• _Task goal_
Set down the line that has "Enumerate this screenshot's" and each line beneath it, through the last line of the entries, exactly and with no others.

• _Records from a dataset_

Start of Block

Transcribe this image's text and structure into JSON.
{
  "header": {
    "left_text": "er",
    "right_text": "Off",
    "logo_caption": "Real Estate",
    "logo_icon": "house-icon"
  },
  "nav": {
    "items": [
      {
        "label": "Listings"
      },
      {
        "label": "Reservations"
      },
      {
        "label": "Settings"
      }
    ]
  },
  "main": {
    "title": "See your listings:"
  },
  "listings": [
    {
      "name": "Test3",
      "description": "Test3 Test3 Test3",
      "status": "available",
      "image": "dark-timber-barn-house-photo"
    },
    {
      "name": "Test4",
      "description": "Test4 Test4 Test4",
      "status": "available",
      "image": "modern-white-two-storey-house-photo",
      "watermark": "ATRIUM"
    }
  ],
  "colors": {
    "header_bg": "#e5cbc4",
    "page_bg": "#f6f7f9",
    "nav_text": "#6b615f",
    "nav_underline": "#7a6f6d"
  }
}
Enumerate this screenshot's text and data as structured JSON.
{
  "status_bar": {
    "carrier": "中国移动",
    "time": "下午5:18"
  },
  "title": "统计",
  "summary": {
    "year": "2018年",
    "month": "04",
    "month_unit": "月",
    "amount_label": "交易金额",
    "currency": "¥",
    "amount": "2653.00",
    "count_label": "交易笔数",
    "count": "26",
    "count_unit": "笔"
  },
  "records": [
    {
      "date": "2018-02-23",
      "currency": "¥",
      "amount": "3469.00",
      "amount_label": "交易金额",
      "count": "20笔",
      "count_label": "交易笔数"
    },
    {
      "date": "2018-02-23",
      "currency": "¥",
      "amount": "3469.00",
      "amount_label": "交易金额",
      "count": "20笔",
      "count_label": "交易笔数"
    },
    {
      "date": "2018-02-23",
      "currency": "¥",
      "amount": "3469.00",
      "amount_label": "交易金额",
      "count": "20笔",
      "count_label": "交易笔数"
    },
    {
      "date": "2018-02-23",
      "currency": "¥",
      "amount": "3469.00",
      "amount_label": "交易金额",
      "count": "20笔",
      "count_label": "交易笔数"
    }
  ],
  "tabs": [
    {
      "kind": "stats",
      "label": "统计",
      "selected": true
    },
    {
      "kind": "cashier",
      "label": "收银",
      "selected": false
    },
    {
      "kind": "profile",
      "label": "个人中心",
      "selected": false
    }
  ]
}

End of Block

• _Expected output_
Enumerate this screenshot's text and data as structured JSON.
{
  "status_bar": {
    "carrier": "中国移动",
    "time": "下午5:18"
  },
  "title": "统计",
  "summary": {
    "year": "2018年",
    "month": "04",
    "month_unit": "月",
    "amount_label": "交易金额",
    "currency": "¥",
    "amount": "2653.00",
    "count_label": "交易笔数",
    "count": "26",
    "count_unit": "笔"
  },
  "records": [
    {
      "date": "2018-02-23",
      "currency": "¥",
      "amount": "3469.00",
      "amount_label": "交易金额",
      "count": "20笔",
      "count_label": "交易笔数"
    },
    {
      "date": "2018-02-23",
      "currency": "¥",
      "amount": "3469.00",
      "amount_label": "交易金额",
      "count": "20笔",
      "count_label": "交易笔数"
    },
    {
      "date": "2018-02-23",
      "currency": "¥",
      "amount": "3469.00",
      "amount_label": "交易金额",
      "count": "20笔",
      "count_label": "交易笔数"
    },
    {
      "date": "2018-02-23",
      "currency": "¥",
      "amount": "3469.00",
      "amount_label": "交易金额",
      "count": "20笔",
      "count_label": "交易笔数"
    }
  ],
  "tabs": [
    {
      "kind": "stats",
      "label": "统计",
      "selected": true
    },
    {
      "kind": "cashier",
      "label": "收银",
      "selected": false
    },
    {
      "kind": "profile",
      "label": "个人中心",
      "selected": false
    }
  ]
}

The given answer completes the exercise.